In the records that follow, find each line with "handle" and pull it out.

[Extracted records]
━━━━━━━━━━━━━━━━━━━━━━━━━━━━━━
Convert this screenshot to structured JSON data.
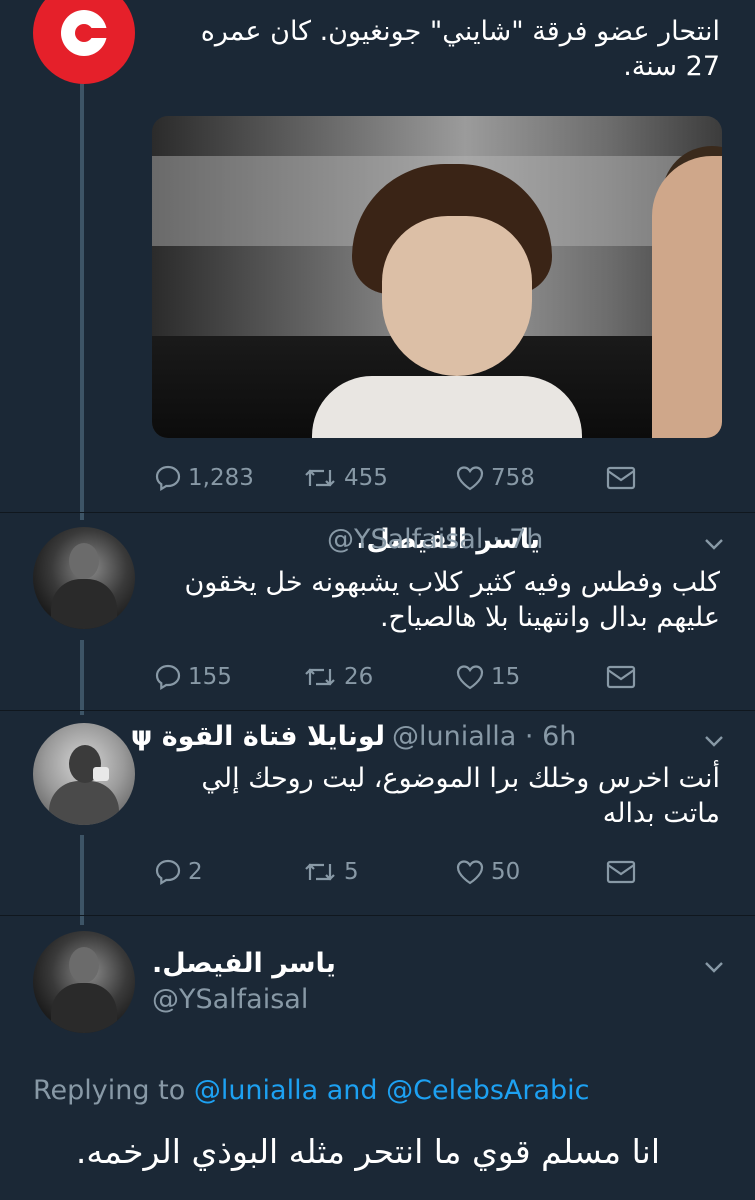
{
  "source_tweet": {
    "text": "انتحار عضو فرقة \"شايني\" جونغيون. كان عمره 27 سنة.",
    "actions": {
      "replies": "1,283",
      "retweets": "455",
      "likes": "758"
    }
  },
  "replies": [
    {
      "display_name": "ياسر الفيصل.",
      "handle": "@YSalfaisal",
      "time": "· 7h",
      "text": "كلب وفطس وفيه كثير كلاب يشبهونه خل يخقون عليهم بدال وانتهينا بلا هالصياح.",
      "actions": {
        "replies": "155",
        "retweets": "26",
        "likes": "15"
      }
    },
    {
      "display_name": "لونايلا فتاة القوة ψ",
      "handle": "@lunialla",
      "time": "· 6h",
      "text": "أنت اخرس وخلك برا الموضوع، ليت روحك إلي ماتت بداله",
      "actions": {
        "replies": "2",
        "retweets": "5",
        "likes": "50"
      }
    }
  ],
  "focused_tweet": {
    "display_name": "ياسر الفيصل.",
    "handle": "@YSalfaisal",
    "replying_prefix": "Replying to",
    "mention_1": "@lunialla",
    "and": "and",
    "mention_2": "@CelebsArabic",
    "text": "انا مسلم قوي ما انتحر مثله البوذي الرخمه."
  },
  "icons": {
    "reply": "reply-icon",
    "retweet": "retweet-icon",
    "like": "heart-icon",
    "dm": "envelope-icon",
    "more": "chevron-down-icon"
  },
  "colors": {
    "background": "#1b2836",
    "muted": "#8899a6",
    "link": "#1da1f2",
    "brand": "#e5202a"
  }
}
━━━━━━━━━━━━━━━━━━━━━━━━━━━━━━
Result of the task ▸
      "handle": "@YSalfaisal",
      "handle": "@lunialla",
    "handle": "@YSalfaisal",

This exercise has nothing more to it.